Smoked Turkey Breast Without Brine

  • Total Time: overnight + 4 hours
  • Yield: Serves 8-10 1x


The most foolproof method for smoking a whole (or half) turkey breast. No brine, tons of flavor! Try this ASAP, trust.


  • 1 turkey breast, 10-12 pounds, thawed
  • 1 tablespoon kosher salt
  • 2 tablespoons sugar
  • 1 tablespoon chili powder
  • 1 tablespoon onion powder
  • 1 tablespoon garlic powder
  • 2 tablespoons oil, any kind you cook with

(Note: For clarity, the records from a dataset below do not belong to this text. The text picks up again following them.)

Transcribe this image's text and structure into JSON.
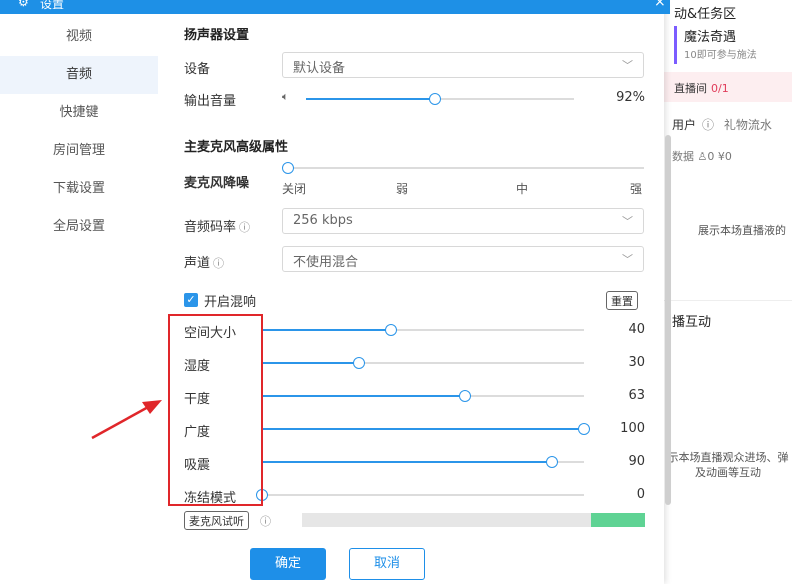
{
  "window": {
    "title": "设置",
    "close": "×"
  },
  "nav": [
    "视频",
    "音频",
    "快捷键",
    "房间管理",
    "下载设置",
    "全局设置"
  ],
  "speaker": {
    "section_title": "扬声器设置",
    "device_label": "设备",
    "device_value": "默认设备",
    "volume_label": "输出音量",
    "volume_value": "92%",
    "volume_level": 0.48
  },
  "mic": {
    "section_title": "主麦克风高级属性",
    "denoise_label": "麦克风降噪",
    "denoise_ticks": [
      "关闭",
      "弱",
      "中",
      "强"
    ],
    "bitrate_label": "音频码率",
    "bitrate_value": "256 kbps",
    "channel_label": "声道",
    "channel_value": "不使用混合",
    "reverb_label": "开启混响",
    "reset_label": "重置",
    "sliders": [
      {
        "label": "空间大小",
        "value": "40",
        "level": 0.4
      },
      {
        "label": "湿度",
        "value": "30",
        "level": 0.3
      },
      {
        "label": "干度",
        "value": "63",
        "level": 0.63
      },
      {
        "label": "广度",
        "value": "100",
        "level": 1.0
      },
      {
        "label": "吸震",
        "value": "90",
        "level": 0.9
      },
      {
        "label": "冻结模式",
        "value": "0",
        "level": 0.0
      }
    ],
    "monitor_label": "麦克风试听"
  },
  "footer": {
    "ok": "确定",
    "cancel": "取消"
  },
  "background": {
    "panel_title": "动&任务区",
    "card_title": "魔法奇遇",
    "card_sub": "10即可参与施法",
    "pink_label": "直播间",
    "pink_count": "0/1",
    "tab_users": "用户",
    "tab_gifts": "礼物流水",
    "stats": "数据  ♙0  ¥0",
    "empty_hint": "展示本场直播液的",
    "section2": "播互动",
    "empty2_line1": "示本场直播观众进场、弹",
    "empty2_line2": "及动画等互动"
  },
  "colors": {
    "accent": "#2b95e9",
    "titlebar": "#1e90e6",
    "meter": "#5fd394",
    "annotation": "#e0262a"
  }
}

  1. The night before cooking the turkey, place the turkey skin-side up on a large platter or roasting pan – anything fairly secure that will fit in the fridge.
  2. Mix all of the seasonings together (this is a great all-purpose grilling blend, FYI!).
  3. Drizzle the turkey with the oil, and rub the spice blend all over the turkey, using it all up. Place the turkey on the platter (or vessel) UNCOVERED in the fridge overnight.
  4. About 6 hours before you’d like to eat, prepare your smoking setup. Smoke the turkey at a low temperature, 175F-200F for about 4 hours, checking the internal temperature with a meat thermometer after 2.5 hours and then every 45 minutes after that.
  5. At this low temperature, plan for about 20 minutes per pound of smoking time. However, be mindful that the size of your turkey, your smoking setup, and how cold your turkey is at the starting point will affect overall cooking time.
  6. The turkey is done when the internal temperature reaches 165F at the thickest part. Remove the turkey from the smoker and let it rest on a platter for 30 minutes (at least) before slicing and serving.

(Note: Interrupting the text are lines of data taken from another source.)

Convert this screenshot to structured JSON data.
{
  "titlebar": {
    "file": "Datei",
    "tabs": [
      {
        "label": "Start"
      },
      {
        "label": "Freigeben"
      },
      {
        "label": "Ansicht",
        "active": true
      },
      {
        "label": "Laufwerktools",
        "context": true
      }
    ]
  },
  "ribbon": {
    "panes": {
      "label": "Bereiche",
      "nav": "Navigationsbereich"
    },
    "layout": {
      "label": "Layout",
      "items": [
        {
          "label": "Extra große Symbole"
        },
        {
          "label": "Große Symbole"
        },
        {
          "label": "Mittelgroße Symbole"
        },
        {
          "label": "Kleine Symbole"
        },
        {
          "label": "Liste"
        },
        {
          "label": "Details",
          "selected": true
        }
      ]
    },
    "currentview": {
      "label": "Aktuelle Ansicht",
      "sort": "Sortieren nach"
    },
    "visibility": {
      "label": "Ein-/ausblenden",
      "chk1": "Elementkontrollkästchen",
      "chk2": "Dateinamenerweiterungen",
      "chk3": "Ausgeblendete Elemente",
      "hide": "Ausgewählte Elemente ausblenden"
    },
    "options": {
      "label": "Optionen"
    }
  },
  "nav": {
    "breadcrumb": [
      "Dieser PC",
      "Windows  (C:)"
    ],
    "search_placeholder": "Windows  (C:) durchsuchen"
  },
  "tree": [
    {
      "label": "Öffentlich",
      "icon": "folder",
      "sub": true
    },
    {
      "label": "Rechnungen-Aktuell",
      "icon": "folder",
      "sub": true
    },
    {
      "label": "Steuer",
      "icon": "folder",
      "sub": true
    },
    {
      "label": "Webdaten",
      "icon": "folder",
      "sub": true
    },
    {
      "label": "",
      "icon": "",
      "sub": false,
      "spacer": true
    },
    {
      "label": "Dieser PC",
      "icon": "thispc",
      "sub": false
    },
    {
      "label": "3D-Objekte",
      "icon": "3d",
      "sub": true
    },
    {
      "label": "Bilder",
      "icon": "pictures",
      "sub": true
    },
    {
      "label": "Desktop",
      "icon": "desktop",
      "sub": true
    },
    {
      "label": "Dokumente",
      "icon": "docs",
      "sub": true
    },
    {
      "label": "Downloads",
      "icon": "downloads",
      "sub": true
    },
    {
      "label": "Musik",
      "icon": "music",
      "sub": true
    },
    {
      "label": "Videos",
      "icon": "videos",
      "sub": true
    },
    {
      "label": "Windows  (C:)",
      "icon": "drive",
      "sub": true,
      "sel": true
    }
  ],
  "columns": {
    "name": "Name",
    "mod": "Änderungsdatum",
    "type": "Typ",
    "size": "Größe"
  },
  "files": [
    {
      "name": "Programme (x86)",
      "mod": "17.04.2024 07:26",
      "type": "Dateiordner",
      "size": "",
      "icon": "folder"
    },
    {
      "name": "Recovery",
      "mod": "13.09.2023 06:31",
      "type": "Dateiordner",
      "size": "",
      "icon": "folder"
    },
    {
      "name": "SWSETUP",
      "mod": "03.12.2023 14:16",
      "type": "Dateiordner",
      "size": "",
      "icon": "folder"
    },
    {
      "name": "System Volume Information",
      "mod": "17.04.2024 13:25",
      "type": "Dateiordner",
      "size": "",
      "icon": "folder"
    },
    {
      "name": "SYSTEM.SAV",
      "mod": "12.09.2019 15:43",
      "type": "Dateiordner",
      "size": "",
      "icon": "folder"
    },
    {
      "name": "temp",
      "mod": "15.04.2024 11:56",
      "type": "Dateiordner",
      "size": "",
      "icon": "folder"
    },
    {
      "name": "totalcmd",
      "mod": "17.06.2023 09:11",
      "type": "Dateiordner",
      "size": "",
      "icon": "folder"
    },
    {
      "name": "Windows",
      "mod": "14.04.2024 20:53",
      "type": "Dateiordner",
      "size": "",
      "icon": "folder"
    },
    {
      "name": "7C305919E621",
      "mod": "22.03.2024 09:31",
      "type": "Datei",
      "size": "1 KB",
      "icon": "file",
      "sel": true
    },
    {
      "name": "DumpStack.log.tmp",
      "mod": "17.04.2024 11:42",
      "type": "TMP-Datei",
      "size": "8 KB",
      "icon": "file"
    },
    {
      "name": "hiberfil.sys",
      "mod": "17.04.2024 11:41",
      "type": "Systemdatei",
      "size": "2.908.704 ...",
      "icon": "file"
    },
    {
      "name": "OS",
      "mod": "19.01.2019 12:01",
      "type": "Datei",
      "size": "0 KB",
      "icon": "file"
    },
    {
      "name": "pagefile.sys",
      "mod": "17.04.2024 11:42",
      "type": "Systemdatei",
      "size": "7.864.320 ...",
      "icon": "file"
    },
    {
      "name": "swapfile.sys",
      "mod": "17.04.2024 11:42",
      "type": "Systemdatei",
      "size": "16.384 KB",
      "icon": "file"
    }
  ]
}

This recipe works well with a whole turkey or just a breast, like I did here. However, be mindful that turkeys larger than 14 pounds can sometimes be cause for concern when smoking as they sit in a dangerous, bacteria-growing zone longer than is recommended for food safety. If you’d like to cook a whole turkey and need more than 14 pounds of meat, I recommend smoking two smaller turkeys OR cutting the large turkey into smaller pieces for more quick, even cooking and no questionable food safety. If you aren’t into cutting up whole raw turkeys, most meat counters will do it for you.

On timing, I like to start the turkey EARLY in the morning (like, 5am and then back to bed) for a larger bird, especially for a lunchtime meal. The turkey will be fine if it gets done quickly to rest at room temperature, and longer cooking time allows for smoking on a lower temp which results in juicier, more tender turkey. If short on time, the smoker can be turned up to 225-250F.

To portion turkey, plan for 1 pound of turkey per person to include leftovers. A 12 pound turkey can serve 12+, for example.

To thaw a turkey, leave it in the fridge for at least 48 hours. If you forget, leave it on the counter for several hours, then in the fridge overnight with the dry rub on the uncovered turkey.

Smoking: This recipe was tested using a gas smoker – the chimney kind that uses propane and wood chips. It hasn’t been tested with a pellet smoker, big egg-style, or grill-turned-into-smoker. However, the method is the same: keep the temperature as close to 175-200F as you can, let the slow-smoke magic happen, and the bird will be done when the internal temperature reaches 165F.

  • Prep Time: overnight + 10 minutes
  • Cook Time: 4 hours
  • Category: Main Dish
  • Method: Smoker
  • Cuisine: American

Keywords: smoked turkey, smoked turkey breast, smoked turkey breast without brine, bbq turkey breast, smoked turkey dry rub